Although the medical examiner officially concluded the 65-year-old Full House star’s death was an accident caused by a fall, Saget’s skull was so badly shattered that Dr. Gavin Britz, chairman of the neurosurgery department at Houston Methodist, says there was “significant trauma” similar to “something I find with someone with a baseball bat to the head.”
Emory University neurologist Dr. Daniel Barrow raised more red flags about the former sitcom star’s bizarre autopsy report detailing the Jan. 9 tragedy at the luxurious Ritz-Carlton, saying, “There is no hotel room I have ever stayed in that would allow for a fall significant enough to cause this kind of head injury. It really raises, to me, more questions than it provides answers.”
Cops claim the actor cracked his skull on his bedroom’s headboard, but New York–based Dr. Stuart Fischer points out, “There were six fractures on the back and the front of Saget’s head! You’d have to fall 10 to 20 feet — or be battered by a blunt object to suffer injuries of that kind. It’s beyond suspicious and screams of a possible crime scene to me!”
Famed forensic pathologist Dr. Cyril Wecht — who helped investigate the deaths of Sen. Robert F. Kennedy, Charles Manson cult victim Sharon Tate and rock legend Elvis Presley — also expresses doubts over the Florida coroner’s ruling of accidental death.
“If his death came from a fall — it had to come from multiple falls,” Wecht says in an exclusive National ENQUIRER interview.
“There’s no way he simply fell and hit his head and then died. This case is crying out for further investigation.”
His former co-star Candace Cameron Bure agrees. However, the funnyman’s shattered widow, Kelly Rizzo, and grown daughters, Aubrey, Lara and Jennifer Saget, won a court fight to block the Orange County Medical Examiner’s Office from releasing of further details about his death. They insist revealing more information about the investigation “would cause irreparable harm in the form of extreme mental pain, anguish, and emotional distress.”

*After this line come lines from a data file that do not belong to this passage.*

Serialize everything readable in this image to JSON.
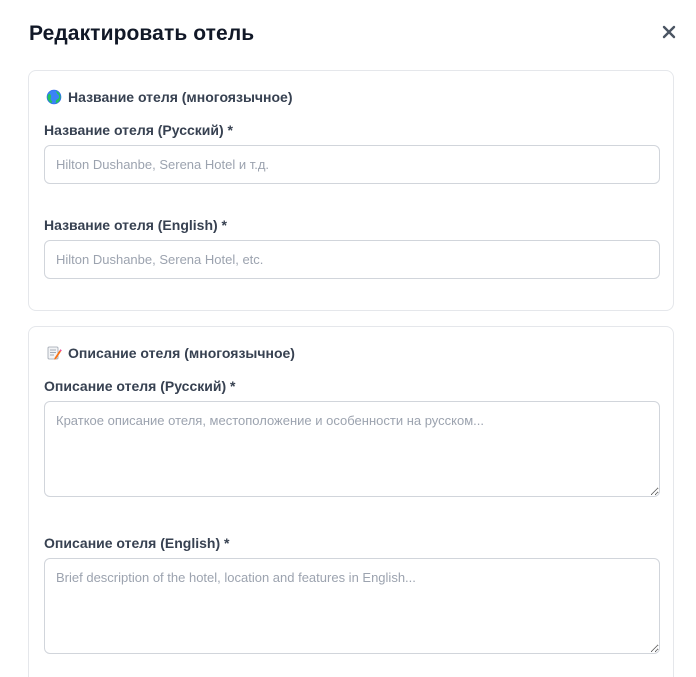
{
  "modal": {
    "title": "Редактировать отель",
    "close_icon": "close-icon"
  },
  "name_section": {
    "icon": "globe-icon",
    "title": "Название отеля (многоязычное)",
    "fields": [
      {
        "label": "Название отеля (Русский) *",
        "value": "",
        "placeholder": "Hilton Dushanbe, Serena Hotel и т.д."
      },
      {
        "label": "Название отеля (English) *",
        "value": "",
        "placeholder": "Hilton Dushanbe, Serena Hotel, etc."
      }
    ]
  },
  "description_section": {
    "icon": "memo-icon",
    "title": "Описание отеля (многоязычное)",
    "fields": [
      {
        "label": "Описание отеля (Русский) *",
        "value": "",
        "placeholder": "Краткое описание отеля, местоположение и особенности на русском..."
      },
      {
        "label": "Описание отеля (English) *",
        "value": "",
        "placeholder": "Brief description of the hotel, location and features in English..."
      }
    ]
  }
}
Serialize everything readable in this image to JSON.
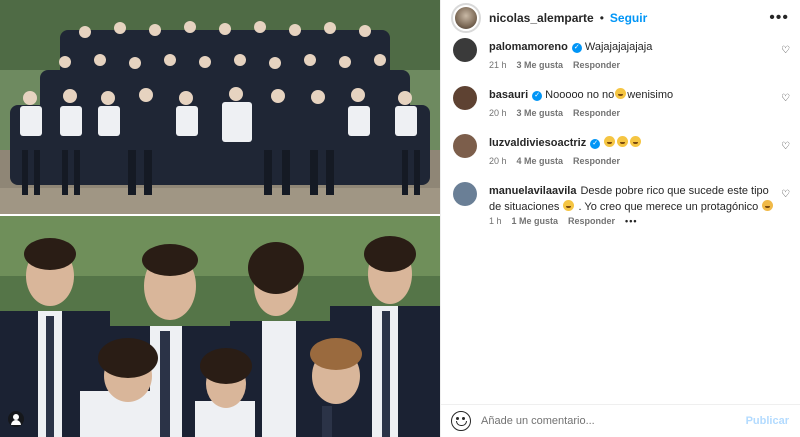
{
  "header": {
    "username": "nicolas_alemparte",
    "separator": "•",
    "follow_label": "Seguir",
    "more_icon": "more-horizontal-icon"
  },
  "comments": [
    {
      "user": "palomamoreno",
      "verified": true,
      "text": "Wajajajajajaja",
      "time": "21 h",
      "likes": "3 Me gusta",
      "reply": "Responder",
      "avatar_color": "#3a3a3a"
    },
    {
      "user": "basauri",
      "verified": true,
      "text_before": "Nooooo no no",
      "text_after": "wenisimo",
      "time": "20 h",
      "likes": "3 Me gusta",
      "reply": "Responder",
      "avatar_color": "#5e4232"
    },
    {
      "user": "luzvaldiviesoactriz",
      "verified": true,
      "text": "",
      "time": "20 h",
      "likes": "4 Me gusta",
      "reply": "Responder",
      "avatar_color": "#7c5e4b"
    },
    {
      "user": "manuelavilaavila",
      "verified": false,
      "text_before": "Desde pobre rico que sucede este tipo de situaciones",
      "text_after": ". Yo creo que merece un protagónico",
      "time": "1 h",
      "likes": "1 Me gusta",
      "reply": "Responder",
      "avatar_color": "#6a7f96"
    }
  ],
  "footer": {
    "placeholder": "Añade un comentario...",
    "publish_label": "Publicar"
  },
  "colors": {
    "accent": "#0095f6",
    "publish_disabled": "#b3dbff",
    "muted": "#737373"
  }
}
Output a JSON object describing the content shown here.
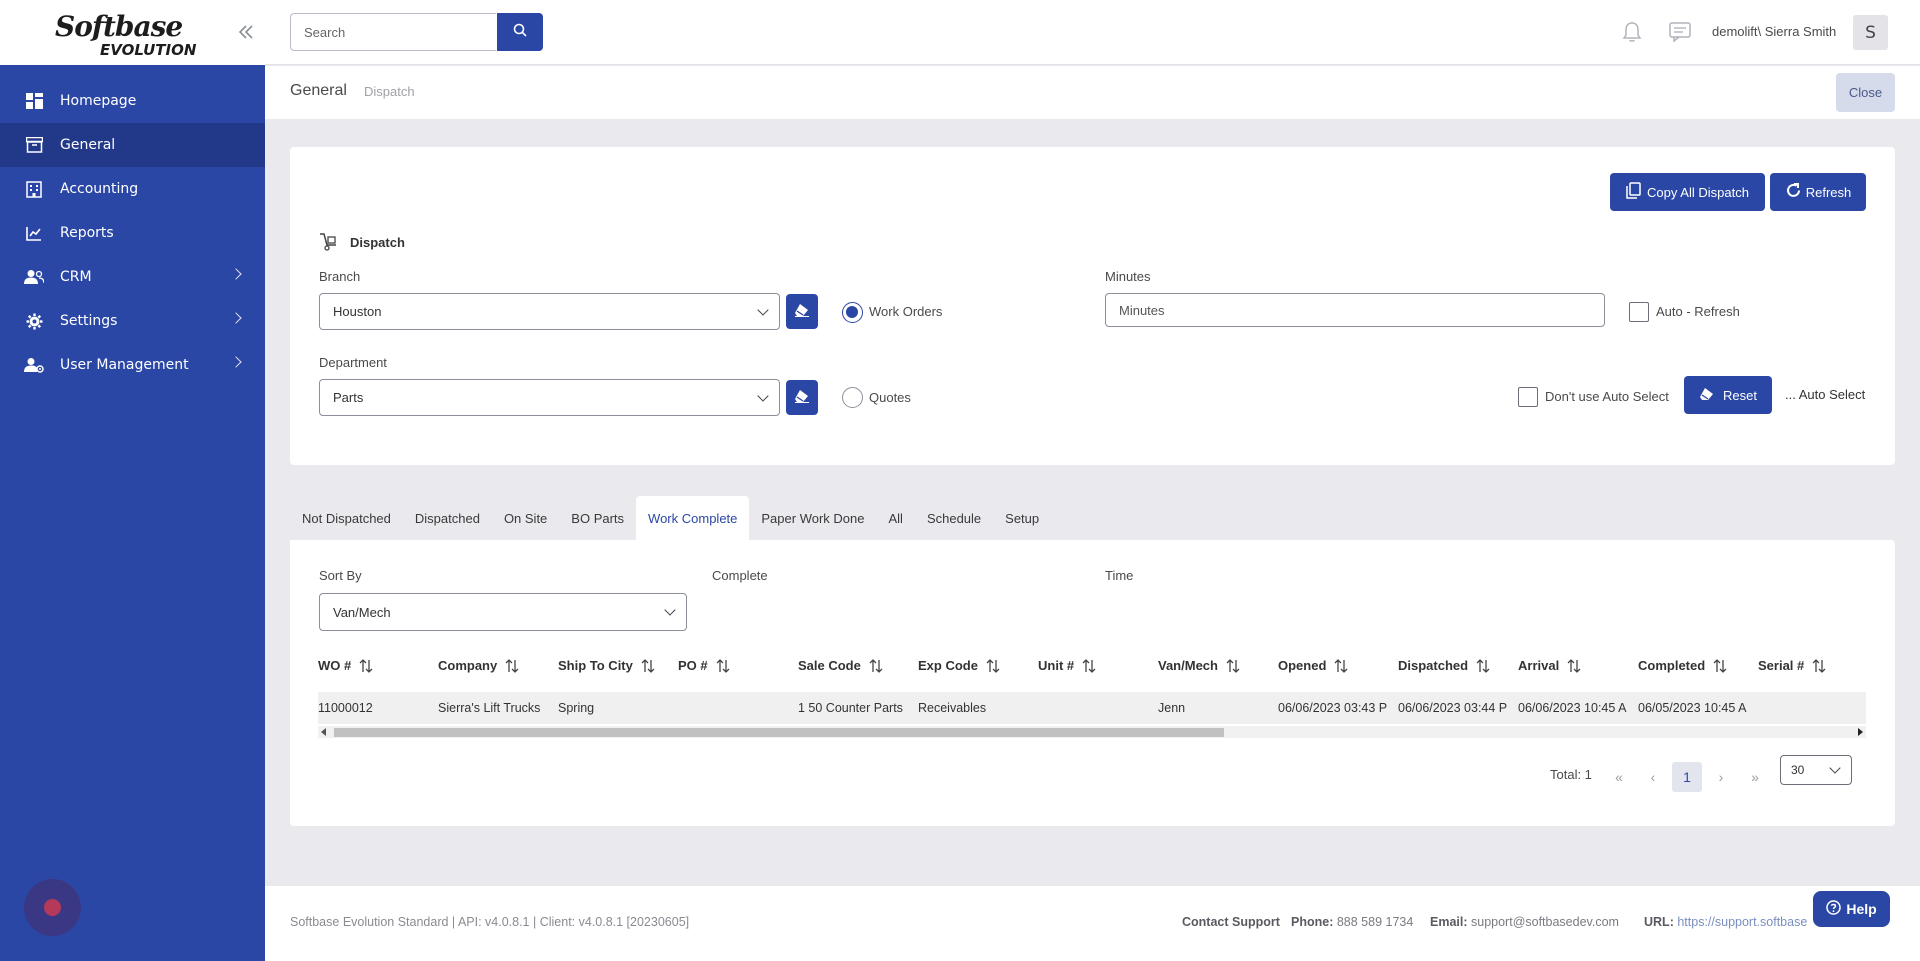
{
  "sidebar": {
    "logo_line1": "Softbase",
    "logo_line2": "EVOLUTION",
    "items": [
      {
        "label": "Homepage",
        "icon": "dashboard-icon"
      },
      {
        "label": "General",
        "icon": "archive-box-icon"
      },
      {
        "label": "Accounting",
        "icon": "building-icon"
      },
      {
        "label": "Reports",
        "icon": "line-chart-icon"
      },
      {
        "label": "CRM",
        "icon": "users-icon"
      },
      {
        "label": "Settings",
        "icon": "gear-icon"
      },
      {
        "label": "User Management",
        "icon": "user-gear-icon"
      }
    ]
  },
  "topbar": {
    "search_placeholder": "Search",
    "username": "demolift\\ Sierra Smith",
    "avatar_initial": "S"
  },
  "breadcrumb": {
    "main": "General",
    "sub": "Dispatch",
    "close_label": "Close"
  },
  "dispatch": {
    "section_title": "Dispatch",
    "copy_all_label": "Copy All Dispatch",
    "refresh_label": "Refresh",
    "branch_label": "Branch",
    "branch_value": "Houston",
    "department_label": "Department",
    "department_value": "Parts",
    "work_orders_label": "Work Orders",
    "quotes_label": "Quotes",
    "minutes_label": "Minutes",
    "minutes_placeholder": "Minutes",
    "auto_refresh_label": "Auto - Refresh",
    "dont_use_auto_select_label": "Don't use Auto Select",
    "reset_label": "Reset",
    "auto_select_label": "... Auto Select"
  },
  "tabs": [
    "Not Dispatched",
    "Dispatched",
    "On Site",
    "BO Parts",
    "Work Complete",
    "Paper Work Done",
    "All",
    "Schedule",
    "Setup"
  ],
  "active_tab": "Work Complete",
  "work_complete": {
    "sort_by_label": "Sort By",
    "sort_by_value": "Van/Mech",
    "complete_label": "Complete",
    "time_label": "Time"
  },
  "grid": {
    "columns": [
      "WO #",
      "Company",
      "Ship To City",
      "PO #",
      "Sale Code",
      "Exp Code",
      "Unit #",
      "Van/Mech",
      "Opened",
      "Dispatched",
      "Arrival",
      "Completed",
      "Serial #"
    ],
    "rows": [
      [
        "11000012",
        "Sierra's Lift Trucks",
        "Spring",
        "",
        "1 50 Counter Parts",
        "Receivables",
        "",
        "Jenn",
        "06/06/2023 03:43 P",
        "06/06/2023 03:44 P",
        "06/06/2023 10:45 A",
        "06/05/2023 10:45 A",
        ""
      ]
    ]
  },
  "pager": {
    "total_label": "Total: 1",
    "current_page": "1",
    "page_size": "30"
  },
  "footer": {
    "version": "Softbase Evolution Standard | API: v4.0.8.1 | Client: v4.0.8.1 [20230605]",
    "contact_label": "Contact Support",
    "phone_label": "Phone:",
    "phone_value": "888 589 1734",
    "email_label": "Email:",
    "email_value": "support@softbasedev.com",
    "url_label": "URL:",
    "url_value": "https://support.softbase"
  },
  "help_label": "Help",
  "colors": {
    "primary": "#2b47a5",
    "sidebar_active": "#22398a",
    "page_bg": "#e9e9ee"
  }
}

But former NYPD officer and criminal defense attorney Peter Gleason says any findings should remain public — no matter how disturbing.

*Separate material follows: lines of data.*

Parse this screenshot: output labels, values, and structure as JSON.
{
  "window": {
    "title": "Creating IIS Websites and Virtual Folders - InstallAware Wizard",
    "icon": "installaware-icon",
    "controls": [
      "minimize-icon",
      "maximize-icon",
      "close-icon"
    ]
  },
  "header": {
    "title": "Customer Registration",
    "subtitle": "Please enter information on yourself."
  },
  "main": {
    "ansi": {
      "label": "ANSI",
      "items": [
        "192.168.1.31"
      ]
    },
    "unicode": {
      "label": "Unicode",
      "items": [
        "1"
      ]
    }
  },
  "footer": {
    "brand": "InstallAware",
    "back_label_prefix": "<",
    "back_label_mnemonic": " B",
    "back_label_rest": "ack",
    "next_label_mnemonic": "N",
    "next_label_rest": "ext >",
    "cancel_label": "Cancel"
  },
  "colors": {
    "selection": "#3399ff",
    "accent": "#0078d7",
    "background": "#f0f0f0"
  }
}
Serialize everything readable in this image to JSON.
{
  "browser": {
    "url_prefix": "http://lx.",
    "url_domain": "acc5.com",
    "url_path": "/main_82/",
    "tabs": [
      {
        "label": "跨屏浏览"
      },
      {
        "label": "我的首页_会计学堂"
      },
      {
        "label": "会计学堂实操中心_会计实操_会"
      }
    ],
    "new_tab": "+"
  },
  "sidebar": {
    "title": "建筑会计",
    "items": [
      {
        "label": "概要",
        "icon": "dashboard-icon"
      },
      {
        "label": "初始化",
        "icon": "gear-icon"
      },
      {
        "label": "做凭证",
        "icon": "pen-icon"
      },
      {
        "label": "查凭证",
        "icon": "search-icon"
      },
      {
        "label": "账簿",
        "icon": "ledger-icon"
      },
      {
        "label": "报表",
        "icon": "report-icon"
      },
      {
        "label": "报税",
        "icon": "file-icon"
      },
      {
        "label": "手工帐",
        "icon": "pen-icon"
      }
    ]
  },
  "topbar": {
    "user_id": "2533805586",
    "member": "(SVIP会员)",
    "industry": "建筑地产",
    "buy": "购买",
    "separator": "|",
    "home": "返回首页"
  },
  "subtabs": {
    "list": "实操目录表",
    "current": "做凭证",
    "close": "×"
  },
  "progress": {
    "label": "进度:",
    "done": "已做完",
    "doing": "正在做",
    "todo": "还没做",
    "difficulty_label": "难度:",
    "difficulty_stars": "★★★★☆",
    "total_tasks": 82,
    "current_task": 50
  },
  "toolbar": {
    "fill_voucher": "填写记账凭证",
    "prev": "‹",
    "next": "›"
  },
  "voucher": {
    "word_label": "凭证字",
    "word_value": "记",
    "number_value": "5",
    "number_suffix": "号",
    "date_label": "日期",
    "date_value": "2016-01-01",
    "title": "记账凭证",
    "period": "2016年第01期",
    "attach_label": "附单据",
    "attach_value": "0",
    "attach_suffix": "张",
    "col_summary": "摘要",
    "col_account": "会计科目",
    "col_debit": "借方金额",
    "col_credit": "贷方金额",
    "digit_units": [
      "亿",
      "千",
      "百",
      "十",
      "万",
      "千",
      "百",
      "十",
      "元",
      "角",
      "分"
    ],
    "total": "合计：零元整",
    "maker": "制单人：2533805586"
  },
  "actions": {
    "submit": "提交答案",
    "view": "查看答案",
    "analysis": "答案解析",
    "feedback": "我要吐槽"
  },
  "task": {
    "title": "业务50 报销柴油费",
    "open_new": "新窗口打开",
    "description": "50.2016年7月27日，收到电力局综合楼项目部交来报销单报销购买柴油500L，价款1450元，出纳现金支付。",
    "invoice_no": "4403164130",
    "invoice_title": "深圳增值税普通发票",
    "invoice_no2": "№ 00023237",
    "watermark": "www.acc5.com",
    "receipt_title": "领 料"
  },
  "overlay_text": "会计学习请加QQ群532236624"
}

“While I understand the family’s desire for privacy, any time there is a suspicious death in a public [place] such as this hotel, a public investigation is critical because people have the right to know!”
Wecht believes police should be scouring every piece of security footage they can find from the hotel and the surrounding areas to document the hours before the star passed away after suffering a devastating brain bleed.
Saget had performed a show the night before his death in the Jacksonville area and later arrived at the Ritz-Carlton.
Wecht insists, “I would want to review every moment that could have been captured on security cameras from the time he got in his car in Jacksonville till he went into his hotel room in Orlando for the last time.”
“Did he stop for gas? Did he stop to eat? Did anyone seem to follow him in the lobby or parking lot? Was his door locked?”
“All of this should have been examined and detailed before the cause of death was determined.”
Lawmen consulted by The ENQUIRER believe the swift investigation was superficial — at best — and the hotel room was neatly staged to support the preposterous theory the bawdy standup star was simply the victim of a fall.
Former Chicago police officer and private investigator Paul Huebl says, “I’m not satisfied his significant head trauma could happen without somebody else’s help!”
Gleason questions the tidy appearance of Saget’s room. A housekeeper discovered the dead comic’s bags were neatly placed by the door — and he was lying in bed!
Gleason says, “The last thing a major chain like the Ritz-Carlton would want is to have a homicide occur on their property. A tidied-up hotel room makes for a difficult crime scene to investigate.”
He notes hotels in tourist destinations like Orlando frequently experience break-ins by burglars and adds, “Those are the places where security footage tends to disappear.”
Gleason believes Saget would have been a high-profile target, potentially attracting an intruder in the city, which is home to Walt Disney World and other popular attractions.
Statistics show theft, burglary and assaults account for most of Orlando’s crimes — with the majority of incidents occurring near hotels, bars and restaurants!
A recent report even revealed the crime rate in the area near Universal Studios, which is mere miles from the Ritz-Carlton, was double that of the city as a whole!
“This is exactly the area where this kind of thing would happen,” Gleason explains. “For someone to be discovered with multiple skull fractures and cops saying ‘there’s nothing to see here’ is absurd.”